This is an actual screen shot of the scanned face plate image. I try to scan at the maximum resolution that I have the patience to use. Extremely high resolutions take enormous processing times for each manipulation, much like the TV commercial showing the process time of a fast ball. I used 2400 dpi for these images. The higher the resolution, the sharper the final printed image will be, up to the limits of your printer. As you can see, the scanner picks up (and adds) many imperfections to the meter plate. Before working with the image, I usually "clean" the image.
The process starts by selecting all of the bright areas of the image, using the "Magic Wand" in Paint Shop Pro (PSP). This tool allows you to select certain areas of the image for processing without affecting the remainder of the image. Here, I have selected the bright areas of the image and then used the invert tool to select everything BUT the bright areas of the image. Be sure to select the confined areas within "Zero's" and "R's", etc.
Once these areas are selected, simply "cut" them from the image. In PSP, this automatically places the cut image on the clipboard, which then allows it to be used at a later time. Then De-select all areas of the image, and clear the image which places a pure white backgound on the workspace. In essence, you have just created a pure white work space :-). The advantage in going to this extra effort to create a white work space is that you have the usable portion of your image "Saved" on the clipboard, ready for re-insertion. In addition, all of the original image proportions are maintained.

Here is a comparison of the original scanned image, to the processed image on the right. Later, you will paint over the extraneous lines on the top and sides with a white paint brush.

Next, eliminate all of the areas of the original meter that you do not want. In PSP, using the "Magic Wand" again makes the process easy. To eliminate the Red, Yellow and Blue, use the "RGB" values option within the Magic Wand, and then delete each color in turn. Use a white paint brush to paint over the numbers that you do not need. From here, what you need in a meter is of your own design and I can only offer the advice of patience and experimentation to get exactly what you want in a custom meter.
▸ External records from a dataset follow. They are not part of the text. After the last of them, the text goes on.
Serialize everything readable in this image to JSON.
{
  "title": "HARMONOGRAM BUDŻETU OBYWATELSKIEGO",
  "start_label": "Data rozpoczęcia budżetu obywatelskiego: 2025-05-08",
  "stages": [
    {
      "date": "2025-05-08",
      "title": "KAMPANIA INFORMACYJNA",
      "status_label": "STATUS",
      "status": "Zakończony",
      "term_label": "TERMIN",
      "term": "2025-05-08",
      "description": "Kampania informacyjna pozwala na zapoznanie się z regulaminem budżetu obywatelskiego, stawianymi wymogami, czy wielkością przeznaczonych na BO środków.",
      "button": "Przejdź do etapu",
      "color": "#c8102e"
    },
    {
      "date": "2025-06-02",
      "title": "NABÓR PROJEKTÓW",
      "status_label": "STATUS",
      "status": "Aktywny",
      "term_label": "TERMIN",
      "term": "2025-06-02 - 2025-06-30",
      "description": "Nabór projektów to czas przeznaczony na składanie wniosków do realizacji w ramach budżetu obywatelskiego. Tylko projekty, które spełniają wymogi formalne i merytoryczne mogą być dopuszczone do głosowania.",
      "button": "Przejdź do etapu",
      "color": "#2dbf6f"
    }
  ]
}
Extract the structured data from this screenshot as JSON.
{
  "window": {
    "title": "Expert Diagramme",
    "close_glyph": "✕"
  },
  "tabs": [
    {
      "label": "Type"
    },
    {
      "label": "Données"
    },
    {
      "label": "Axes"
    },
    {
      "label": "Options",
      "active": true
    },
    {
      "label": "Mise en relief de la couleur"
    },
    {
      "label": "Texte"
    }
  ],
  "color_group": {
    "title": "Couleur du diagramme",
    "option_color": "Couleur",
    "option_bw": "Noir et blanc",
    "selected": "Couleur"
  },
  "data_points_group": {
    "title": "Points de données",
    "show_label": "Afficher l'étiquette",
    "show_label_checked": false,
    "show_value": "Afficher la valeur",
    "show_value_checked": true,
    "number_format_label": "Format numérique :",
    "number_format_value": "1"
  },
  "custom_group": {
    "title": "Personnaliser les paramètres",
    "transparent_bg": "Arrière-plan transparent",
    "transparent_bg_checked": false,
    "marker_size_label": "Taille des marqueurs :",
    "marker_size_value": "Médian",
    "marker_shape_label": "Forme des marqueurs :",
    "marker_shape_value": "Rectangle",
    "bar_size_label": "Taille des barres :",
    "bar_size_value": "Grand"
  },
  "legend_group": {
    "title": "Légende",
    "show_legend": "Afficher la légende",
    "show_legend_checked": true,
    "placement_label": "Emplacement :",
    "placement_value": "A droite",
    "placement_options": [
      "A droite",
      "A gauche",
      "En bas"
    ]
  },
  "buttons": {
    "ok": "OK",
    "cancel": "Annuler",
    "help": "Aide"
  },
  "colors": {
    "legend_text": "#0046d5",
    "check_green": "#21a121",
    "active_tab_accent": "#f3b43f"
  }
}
I chose a very simple design for these meters, so as to compliment the rig for which they are intended. I used a coarse brown spray tool to develop a texture to the meter. The last step is to glue the printed face plate on top of the original face plate, then trim to fit with a razor knife..
Here is the final result. As you can see, I chose a fairly plain and simple face for this project however, there is nothing to limit your creativity!
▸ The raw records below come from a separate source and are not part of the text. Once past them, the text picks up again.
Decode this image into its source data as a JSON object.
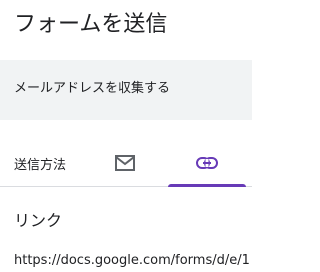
{
  "dialog": {
    "title": "フォームを送信"
  },
  "collect_email": {
    "label": "メールアドレスを収集する"
  },
  "send_via": {
    "label": "送信方法",
    "tabs": [
      {
        "icon": "email-icon",
        "selected": false
      },
      {
        "icon": "link-icon",
        "selected": true
      }
    ]
  },
  "link_section": {
    "heading": "リンク",
    "url": "https://docs.google.com/forms/d/e/1"
  },
  "colors": {
    "accent": "#673ab7",
    "icon": "#5f6368",
    "row_background": "#f1f3f4",
    "divider": "#dadce0",
    "text": "#202124"
  }
}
This a picture of the completed power supply. The Suppy is intended to power Glowbug, or Tube Type Qrp Rigs. For more pictures of this rig, Click Here.

Have Fun!


KR6LP - Lake Perris Qrp Society